Try it
In the entries below, find each line bearing the string "Information" and copy it.

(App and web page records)
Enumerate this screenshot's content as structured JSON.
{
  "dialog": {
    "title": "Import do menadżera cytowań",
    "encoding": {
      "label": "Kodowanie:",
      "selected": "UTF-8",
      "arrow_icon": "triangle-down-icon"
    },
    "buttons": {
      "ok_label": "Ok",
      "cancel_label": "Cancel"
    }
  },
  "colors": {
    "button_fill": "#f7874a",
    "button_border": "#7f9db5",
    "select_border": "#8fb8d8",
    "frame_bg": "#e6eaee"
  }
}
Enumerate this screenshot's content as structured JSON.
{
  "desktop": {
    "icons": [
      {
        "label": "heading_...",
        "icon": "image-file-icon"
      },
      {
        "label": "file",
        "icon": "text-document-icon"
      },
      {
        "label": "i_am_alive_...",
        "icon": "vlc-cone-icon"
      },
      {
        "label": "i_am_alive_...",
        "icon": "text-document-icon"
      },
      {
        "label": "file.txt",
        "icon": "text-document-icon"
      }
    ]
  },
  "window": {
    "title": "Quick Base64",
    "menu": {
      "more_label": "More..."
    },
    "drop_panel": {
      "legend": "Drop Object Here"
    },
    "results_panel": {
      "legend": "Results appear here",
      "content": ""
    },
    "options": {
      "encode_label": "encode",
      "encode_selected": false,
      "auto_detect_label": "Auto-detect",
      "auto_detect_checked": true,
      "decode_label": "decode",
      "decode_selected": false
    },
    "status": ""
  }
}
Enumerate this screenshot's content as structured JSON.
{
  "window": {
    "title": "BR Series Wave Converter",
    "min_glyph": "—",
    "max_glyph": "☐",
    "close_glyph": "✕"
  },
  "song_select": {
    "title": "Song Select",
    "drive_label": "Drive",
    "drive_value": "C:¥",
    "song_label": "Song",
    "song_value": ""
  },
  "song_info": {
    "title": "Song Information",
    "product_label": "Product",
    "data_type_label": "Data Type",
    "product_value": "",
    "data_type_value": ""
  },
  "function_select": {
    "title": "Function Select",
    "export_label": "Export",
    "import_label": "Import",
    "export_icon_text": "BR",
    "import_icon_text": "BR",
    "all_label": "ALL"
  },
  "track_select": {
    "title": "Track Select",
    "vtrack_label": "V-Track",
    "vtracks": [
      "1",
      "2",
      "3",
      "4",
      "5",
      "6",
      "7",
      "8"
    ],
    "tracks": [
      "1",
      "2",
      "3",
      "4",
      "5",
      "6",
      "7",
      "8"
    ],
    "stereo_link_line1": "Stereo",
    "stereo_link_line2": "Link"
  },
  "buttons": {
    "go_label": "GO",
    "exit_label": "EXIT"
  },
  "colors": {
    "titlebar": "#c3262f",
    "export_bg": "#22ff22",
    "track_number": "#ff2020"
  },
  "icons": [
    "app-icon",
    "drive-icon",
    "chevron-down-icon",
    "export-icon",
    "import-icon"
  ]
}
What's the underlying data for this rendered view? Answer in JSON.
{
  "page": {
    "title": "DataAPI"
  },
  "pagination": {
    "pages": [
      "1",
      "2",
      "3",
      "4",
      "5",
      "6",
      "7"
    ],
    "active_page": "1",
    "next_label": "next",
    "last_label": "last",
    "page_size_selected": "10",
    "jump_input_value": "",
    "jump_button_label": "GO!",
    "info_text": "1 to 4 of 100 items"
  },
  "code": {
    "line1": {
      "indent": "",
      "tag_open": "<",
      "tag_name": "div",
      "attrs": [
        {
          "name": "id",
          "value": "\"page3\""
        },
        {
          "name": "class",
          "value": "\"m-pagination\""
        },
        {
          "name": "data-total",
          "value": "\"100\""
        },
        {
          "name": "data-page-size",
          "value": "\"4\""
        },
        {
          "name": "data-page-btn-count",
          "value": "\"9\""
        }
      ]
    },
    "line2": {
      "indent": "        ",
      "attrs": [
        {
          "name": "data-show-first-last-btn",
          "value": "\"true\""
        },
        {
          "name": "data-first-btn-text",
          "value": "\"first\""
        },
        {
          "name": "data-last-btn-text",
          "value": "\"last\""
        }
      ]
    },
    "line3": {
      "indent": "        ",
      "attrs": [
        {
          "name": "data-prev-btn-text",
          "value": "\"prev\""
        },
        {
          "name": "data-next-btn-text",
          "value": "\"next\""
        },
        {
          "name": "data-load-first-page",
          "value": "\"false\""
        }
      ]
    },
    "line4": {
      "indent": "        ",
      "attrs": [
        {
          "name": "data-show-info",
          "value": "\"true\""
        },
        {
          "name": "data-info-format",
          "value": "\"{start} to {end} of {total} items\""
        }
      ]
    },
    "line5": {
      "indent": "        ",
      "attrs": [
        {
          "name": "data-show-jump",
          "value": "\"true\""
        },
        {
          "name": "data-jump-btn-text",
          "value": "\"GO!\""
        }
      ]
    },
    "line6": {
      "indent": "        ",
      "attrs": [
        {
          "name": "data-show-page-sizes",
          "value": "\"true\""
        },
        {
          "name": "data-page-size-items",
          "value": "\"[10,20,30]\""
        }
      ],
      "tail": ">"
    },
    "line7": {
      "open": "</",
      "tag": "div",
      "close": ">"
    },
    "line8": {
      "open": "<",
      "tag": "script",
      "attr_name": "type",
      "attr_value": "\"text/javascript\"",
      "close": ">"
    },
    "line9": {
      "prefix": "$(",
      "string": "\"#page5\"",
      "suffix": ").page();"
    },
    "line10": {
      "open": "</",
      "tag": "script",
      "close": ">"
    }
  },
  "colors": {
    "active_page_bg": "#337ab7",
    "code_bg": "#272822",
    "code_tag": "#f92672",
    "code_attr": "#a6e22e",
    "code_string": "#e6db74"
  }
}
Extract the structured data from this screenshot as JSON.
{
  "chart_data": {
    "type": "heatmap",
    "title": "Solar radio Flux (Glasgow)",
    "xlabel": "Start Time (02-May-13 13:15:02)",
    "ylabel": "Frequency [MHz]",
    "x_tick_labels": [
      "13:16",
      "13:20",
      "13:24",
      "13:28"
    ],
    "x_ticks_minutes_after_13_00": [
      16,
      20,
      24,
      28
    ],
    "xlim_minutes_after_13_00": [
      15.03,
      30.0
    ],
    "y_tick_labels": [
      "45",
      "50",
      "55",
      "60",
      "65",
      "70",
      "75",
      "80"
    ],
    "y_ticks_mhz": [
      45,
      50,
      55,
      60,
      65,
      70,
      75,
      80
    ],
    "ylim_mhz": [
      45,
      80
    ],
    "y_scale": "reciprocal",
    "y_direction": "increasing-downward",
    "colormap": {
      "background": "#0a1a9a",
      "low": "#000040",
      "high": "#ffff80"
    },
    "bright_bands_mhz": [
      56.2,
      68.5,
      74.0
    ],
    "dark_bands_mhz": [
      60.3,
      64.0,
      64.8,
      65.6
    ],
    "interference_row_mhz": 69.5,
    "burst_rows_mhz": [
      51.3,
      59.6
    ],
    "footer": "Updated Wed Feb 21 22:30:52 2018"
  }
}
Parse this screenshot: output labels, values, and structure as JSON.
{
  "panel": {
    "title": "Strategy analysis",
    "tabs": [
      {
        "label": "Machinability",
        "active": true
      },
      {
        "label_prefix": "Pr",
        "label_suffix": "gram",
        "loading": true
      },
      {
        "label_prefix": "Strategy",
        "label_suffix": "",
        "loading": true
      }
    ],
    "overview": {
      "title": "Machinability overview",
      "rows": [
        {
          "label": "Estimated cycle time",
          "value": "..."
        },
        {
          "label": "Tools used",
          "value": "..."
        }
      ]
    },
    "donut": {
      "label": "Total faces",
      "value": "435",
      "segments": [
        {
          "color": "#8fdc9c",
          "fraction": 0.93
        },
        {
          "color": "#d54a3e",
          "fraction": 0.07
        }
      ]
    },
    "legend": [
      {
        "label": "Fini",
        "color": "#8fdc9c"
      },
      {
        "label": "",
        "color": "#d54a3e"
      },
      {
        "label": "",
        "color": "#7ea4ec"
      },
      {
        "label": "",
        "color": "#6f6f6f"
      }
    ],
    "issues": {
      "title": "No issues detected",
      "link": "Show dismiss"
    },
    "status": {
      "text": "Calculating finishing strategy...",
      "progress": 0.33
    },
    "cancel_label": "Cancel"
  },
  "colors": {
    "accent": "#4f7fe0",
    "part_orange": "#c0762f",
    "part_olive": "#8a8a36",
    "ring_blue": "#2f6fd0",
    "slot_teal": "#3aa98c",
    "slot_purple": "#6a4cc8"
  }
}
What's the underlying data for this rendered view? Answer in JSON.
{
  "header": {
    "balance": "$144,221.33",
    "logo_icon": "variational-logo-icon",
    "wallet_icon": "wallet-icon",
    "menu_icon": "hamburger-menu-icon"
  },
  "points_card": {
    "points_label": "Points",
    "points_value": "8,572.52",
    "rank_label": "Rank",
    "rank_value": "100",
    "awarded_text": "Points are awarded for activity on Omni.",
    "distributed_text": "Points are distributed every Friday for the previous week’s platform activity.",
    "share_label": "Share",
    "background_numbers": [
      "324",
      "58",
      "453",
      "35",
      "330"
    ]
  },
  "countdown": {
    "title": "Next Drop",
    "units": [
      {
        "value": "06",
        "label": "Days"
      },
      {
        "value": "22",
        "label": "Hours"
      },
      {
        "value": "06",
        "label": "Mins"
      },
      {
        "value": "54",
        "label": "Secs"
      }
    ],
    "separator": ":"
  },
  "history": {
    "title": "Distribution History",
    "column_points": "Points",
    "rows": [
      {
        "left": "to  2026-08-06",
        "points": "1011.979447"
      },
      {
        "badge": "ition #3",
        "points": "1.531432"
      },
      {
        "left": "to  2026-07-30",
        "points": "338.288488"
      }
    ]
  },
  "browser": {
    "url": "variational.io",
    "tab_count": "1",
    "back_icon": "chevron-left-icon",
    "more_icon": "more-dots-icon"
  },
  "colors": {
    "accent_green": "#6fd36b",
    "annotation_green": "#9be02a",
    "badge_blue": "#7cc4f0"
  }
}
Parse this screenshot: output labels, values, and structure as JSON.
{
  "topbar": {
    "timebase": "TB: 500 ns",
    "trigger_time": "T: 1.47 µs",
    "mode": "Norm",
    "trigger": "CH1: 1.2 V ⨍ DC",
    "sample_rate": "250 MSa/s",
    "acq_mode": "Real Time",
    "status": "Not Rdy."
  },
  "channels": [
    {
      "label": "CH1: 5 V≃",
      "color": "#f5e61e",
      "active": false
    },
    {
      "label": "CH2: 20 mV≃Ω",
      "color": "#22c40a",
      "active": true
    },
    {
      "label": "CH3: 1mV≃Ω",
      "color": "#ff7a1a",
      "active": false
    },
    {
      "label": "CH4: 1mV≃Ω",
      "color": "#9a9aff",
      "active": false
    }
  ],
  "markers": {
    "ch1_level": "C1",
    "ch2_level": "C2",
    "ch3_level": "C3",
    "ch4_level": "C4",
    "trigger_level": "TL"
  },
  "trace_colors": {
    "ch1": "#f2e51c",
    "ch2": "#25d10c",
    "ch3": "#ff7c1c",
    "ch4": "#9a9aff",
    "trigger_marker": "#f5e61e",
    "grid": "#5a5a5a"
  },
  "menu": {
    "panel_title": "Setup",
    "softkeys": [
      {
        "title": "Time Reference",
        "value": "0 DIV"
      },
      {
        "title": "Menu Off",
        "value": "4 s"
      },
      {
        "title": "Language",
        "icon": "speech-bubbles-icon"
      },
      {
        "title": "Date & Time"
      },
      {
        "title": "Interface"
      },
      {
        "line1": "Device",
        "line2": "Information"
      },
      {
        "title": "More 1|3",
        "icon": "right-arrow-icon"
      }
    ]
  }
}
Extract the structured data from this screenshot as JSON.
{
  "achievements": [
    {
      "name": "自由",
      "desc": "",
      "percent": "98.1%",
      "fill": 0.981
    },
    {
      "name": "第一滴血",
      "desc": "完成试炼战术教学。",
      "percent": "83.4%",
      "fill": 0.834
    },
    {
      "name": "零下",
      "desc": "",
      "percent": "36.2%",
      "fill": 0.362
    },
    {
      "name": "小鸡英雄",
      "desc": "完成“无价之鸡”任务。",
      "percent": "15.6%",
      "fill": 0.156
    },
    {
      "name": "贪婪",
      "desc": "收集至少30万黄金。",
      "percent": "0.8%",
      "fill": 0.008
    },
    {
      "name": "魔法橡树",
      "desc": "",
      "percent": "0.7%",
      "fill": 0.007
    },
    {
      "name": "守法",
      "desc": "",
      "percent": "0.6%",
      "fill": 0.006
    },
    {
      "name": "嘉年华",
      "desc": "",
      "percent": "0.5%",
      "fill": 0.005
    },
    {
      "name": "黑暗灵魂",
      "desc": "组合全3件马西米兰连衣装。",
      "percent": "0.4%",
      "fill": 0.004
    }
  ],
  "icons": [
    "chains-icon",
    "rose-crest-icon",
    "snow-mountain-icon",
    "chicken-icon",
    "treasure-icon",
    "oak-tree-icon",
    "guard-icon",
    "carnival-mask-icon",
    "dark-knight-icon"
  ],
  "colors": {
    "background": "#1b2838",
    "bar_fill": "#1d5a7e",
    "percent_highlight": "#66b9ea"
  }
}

Answer area
    "title": "Song Information",
        "line2": "Information"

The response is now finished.